- Fluctuations (affects ) in hormone levels may cause changes in your uterine lining.
- If your hormone levels do not fluctuate, then the lining of your uterus won’t thicken.
- Because it is not thick, it doesn’t have to shed off, and that’s what happens during a standard period.
- The only real cause of these changes in your uterine lining is to prepare the uterus for a possible pregnancy.
But, when you use the Pill, the Patch, or NuvaRing, your own body hormone levels remain low, and they do not seesaw–they actually stay fairly stable. Not having hormone fluctuations will keep your uterus lining thin.

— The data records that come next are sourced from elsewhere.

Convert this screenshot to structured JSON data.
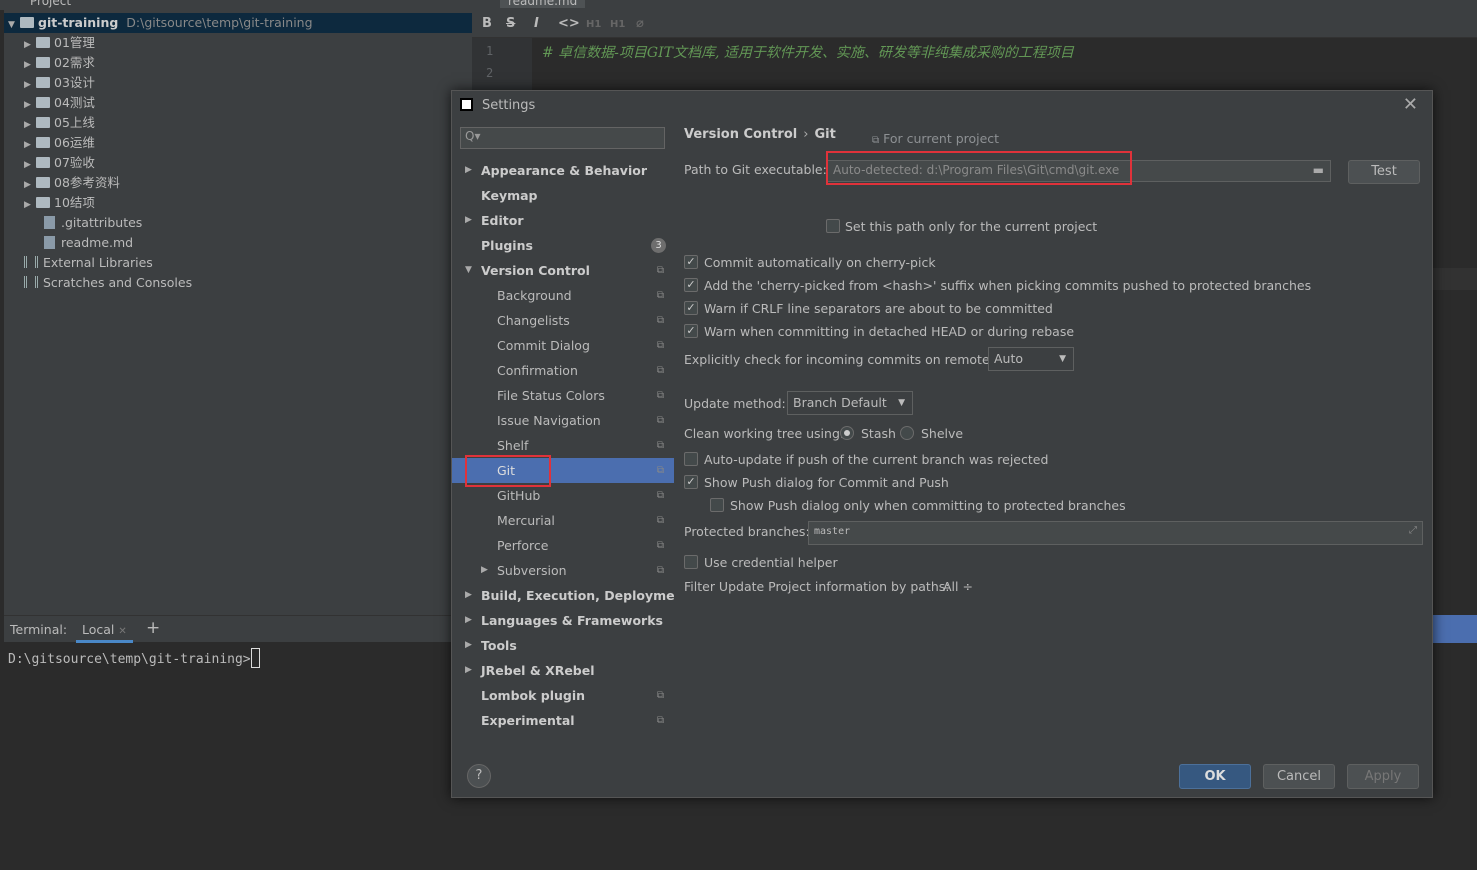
{
  "project": {
    "header": "Project",
    "root_name": "git-training",
    "root_path": "D:\\gitsource\\temp\\git-training",
    "folders": [
      "01管理",
      "02需求",
      "03设计",
      "04测试",
      "05上线",
      "06运维",
      "07验收",
      "08参考资料",
      "10结项"
    ],
    "files": [
      ".gitattributes",
      "readme.md"
    ],
    "external": "External Libraries",
    "scratches": "Scratches and Consoles"
  },
  "editor": {
    "tab": "readme.md",
    "toolbar": [
      "B",
      "S",
      "I",
      "<>",
      "H1",
      "H1",
      "⌀"
    ],
    "lines": [
      "1",
      "2"
    ],
    "line1": "# 卓信数据-项目GIT文档库, 适用于软件开发、实施、研发等非纯集成采购的工程项目"
  },
  "terminal": {
    "label": "Terminal:",
    "tab": "Local",
    "add": "+",
    "prompt": "D:\\gitsource\\temp\\git-training>"
  },
  "dialog": {
    "title": "Settings",
    "close": "✕",
    "search_placeholder": "Q▾",
    "nav": [
      {
        "label": "Appearance & Behavior",
        "bold": true,
        "arrow": "▶",
        "indent": 0
      },
      {
        "label": "Keymap",
        "bold": true,
        "arrow": "",
        "indent": 0
      },
      {
        "label": "Editor",
        "bold": true,
        "arrow": "▶",
        "indent": 0
      },
      {
        "label": "Plugins",
        "bold": true,
        "arrow": "",
        "indent": 0,
        "badge": "3"
      },
      {
        "label": "Version Control",
        "bold": true,
        "arrow": "▼",
        "indent": 0,
        "copy": true
      },
      {
        "label": "Background",
        "indent": 1,
        "copy": true
      },
      {
        "label": "Changelists",
        "indent": 1,
        "copy": true
      },
      {
        "label": "Commit Dialog",
        "indent": 1,
        "copy": true
      },
      {
        "label": "Confirmation",
        "indent": 1,
        "copy": true
      },
      {
        "label": "File Status Colors",
        "indent": 1,
        "copy": true
      },
      {
        "label": "Issue Navigation",
        "indent": 1,
        "copy": true
      },
      {
        "label": "Shelf",
        "indent": 1,
        "copy": true
      },
      {
        "label": "Git",
        "indent": 1,
        "copy": true,
        "selected": true
      },
      {
        "label": "GitHub",
        "indent": 1,
        "copy": true
      },
      {
        "label": "Mercurial",
        "indent": 1,
        "copy": true
      },
      {
        "label": "Perforce",
        "indent": 1,
        "copy": true
      },
      {
        "label": "Subversion",
        "indent": 1,
        "arrow": "▶",
        "copy": true
      },
      {
        "label": "Build, Execution, Deployment",
        "bold": true,
        "arrow": "▶",
        "indent": 0
      },
      {
        "label": "Languages & Frameworks",
        "bold": true,
        "arrow": "▶",
        "indent": 0
      },
      {
        "label": "Tools",
        "bold": true,
        "arrow": "▶",
        "indent": 0
      },
      {
        "label": "JRebel & XRebel",
        "bold": true,
        "arrow": "▶",
        "indent": 0
      },
      {
        "label": "Lombok plugin",
        "bold": true,
        "indent": 0,
        "copy": true
      },
      {
        "label": "Experimental",
        "bold": true,
        "indent": 0,
        "copy": true
      }
    ],
    "breadcrumb": [
      "Version Control",
      "Git"
    ],
    "breadcrumb_sep": "›",
    "for_project": "For current project",
    "path_label": "Path to Git executable:",
    "path_placeholder": "Auto-detected: d:\\Program Files\\Git\\cmd\\git.exe",
    "test_button": "Test",
    "set_path_only": "Set this path only for the current project",
    "checks": [
      {
        "label": "Commit automatically on cherry-pick",
        "checked": true
      },
      {
        "label": "Add the 'cherry-picked from <hash>' suffix when picking commits pushed to protected branches",
        "checked": true
      },
      {
        "label": "Warn if CRLF line separators are about to be committed",
        "checked": true
      },
      {
        "label": "Warn when committing in detached HEAD or during rebase",
        "checked": true
      }
    ],
    "incoming_label": "Explicitly check for incoming commits on remotes:",
    "incoming_value": "Auto",
    "update_label": "Update method:",
    "update_value": "Branch Default",
    "clean_label": "Clean working tree using:",
    "clean_stash": "Stash",
    "clean_shelve": "Shelve",
    "auto_update": "Auto-update if push of the current branch was rejected",
    "show_push": "Show Push dialog for Commit and Push",
    "show_push_protected": "Show Push dialog only when committing to protected branches",
    "protected_label": "Protected branches:",
    "protected_value": "master",
    "credential": "Use credential helper",
    "filter_label": "Filter Update Project information by paths:",
    "filter_value": "All ÷",
    "help": "?",
    "ok": "OK",
    "cancel": "Cancel",
    "apply": "Apply"
  }
}
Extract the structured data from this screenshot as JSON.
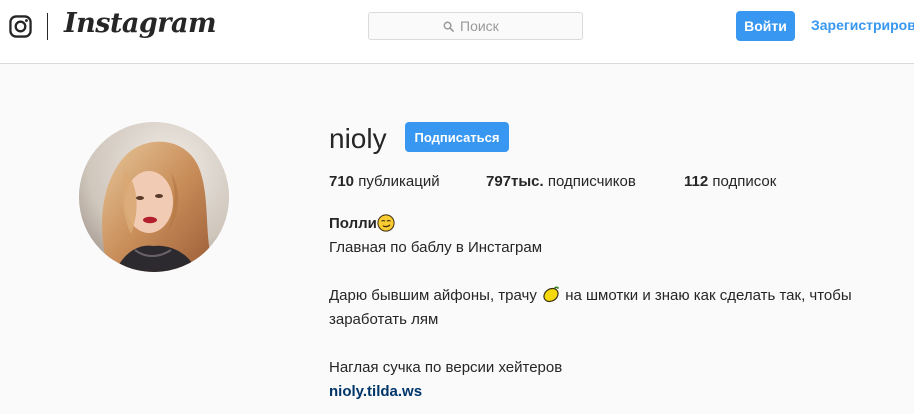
{
  "header": {
    "logo_icon": "instagram-glyph-icon",
    "wordmark": "Instagram",
    "search": {
      "placeholder": "Поиск",
      "value": "",
      "icon": "search-icon"
    },
    "login_label": "Войти",
    "signup_label": "Зарегистрироваться"
  },
  "profile": {
    "avatar_icon": "profile-photo",
    "username": "nioly",
    "follow_label": "Подписаться",
    "stats": {
      "posts_count": "710",
      "posts_label": "публикаций",
      "followers_count": "797тыс.",
      "followers_label": "подписчиков",
      "following_count": "112",
      "following_label": "подписок"
    },
    "bio": {
      "name": "Полли",
      "name_emoji": "smirking-face-emoji",
      "line1": "Главная по баблу в Инстаграм",
      "line2_part1": "Дарю бывшим айфоны, трачу",
      "line2_emoji": "lemon-emoji",
      "line2_part2": "на шмотки и знаю как сделать так, чтобы",
      "line3": "заработать лям",
      "line4": "Наглая сучка по версии хейтеров",
      "link": "nioly.tilda.ws"
    }
  },
  "colors": {
    "accent": "#3897f0",
    "link": "#003569",
    "text": "#262626",
    "background": "#fafafa",
    "border": "#dbdbdb"
  }
}
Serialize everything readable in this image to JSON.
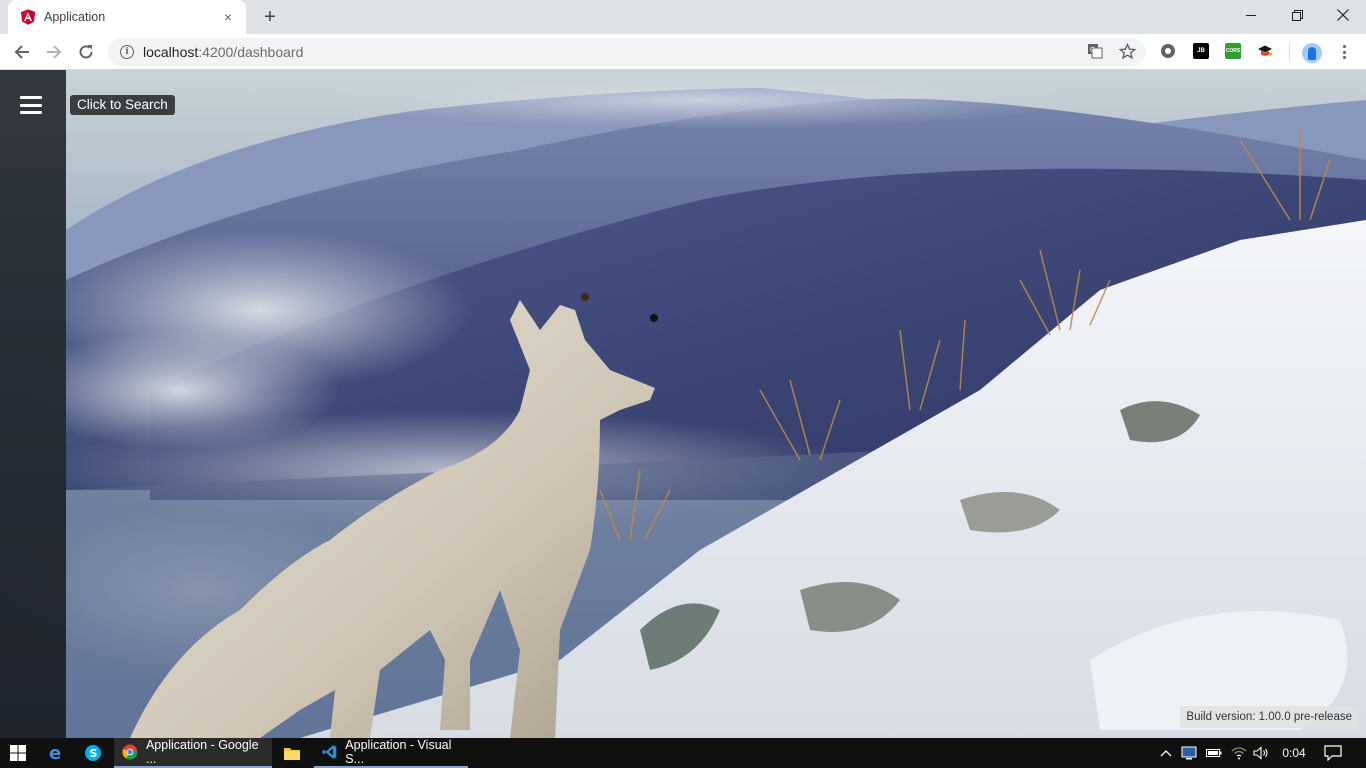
{
  "browser": {
    "tab_title": "Application",
    "tab_close": "×",
    "new_tab": "+",
    "url_host": "localhost",
    "url_path": ":4200/dashboard",
    "extensions": [
      "globe-extension",
      "jb-extension",
      "cors-extension",
      "graduation-extension"
    ],
    "ext_jb_label": "JB",
    "ext_cors_label": "CORS"
  },
  "page": {
    "search_tooltip": "Click to Search",
    "build_version": "Build version: 1.00.0 pre-release",
    "background": "arctic-fox-on-snowy-mountain"
  },
  "taskbar": {
    "tasks": [
      {
        "label": "Application - Google ...",
        "icon": "chrome-icon"
      },
      {
        "label": "Application - Visual S...",
        "icon": "vscode-icon"
      }
    ],
    "clock": "0:04"
  },
  "colors": {
    "tabstrip": "#dee1e6",
    "angular_red": "#dd0031",
    "sidebar": "#282c32",
    "taskbar": "#101010",
    "accent": "#7ea7d8"
  }
}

It is very important to point out, it does not just stay thin for the 3 weeks you are using hormone contraception, it is still thin during week 4, and will continue to stay lean for all the time you are using this method.
- This thinness ensures there is no tissue building up on your uterine lining.
- Regardless of the lining means that there is not any build-up that has to be shed off.
- No losing means that you do not have to get a regular menstrual period.
This is the way these hormonal methods stop you from having a”real” monthly interval. Instead, each month you have withdrawal bleeding (or even a”bogus” period). Not adding hormones to your own body during week , essentially softens your thin uterine lining just enough to cause some bleeding. This bleeding is your withdrawal bleeding. Since your uterine lining hasn’t been deciphered, withdrawal bleeding will be lighter and shorter than a regular interval.
Withdrawal Bleeding and Gender
Last, but certainly not least, you might be asking yourself about having sex during week 4, and whether or not the pill, patch, or NuvaRing still offers pregnancy protection during the placebo week. The solution is”yes”! Though you’re not taking any hormones through week 4 (per week 13 for extended cycle pill users) and even if you’re experiencing withdrawal bleeding, your hormonal birth control has you covered.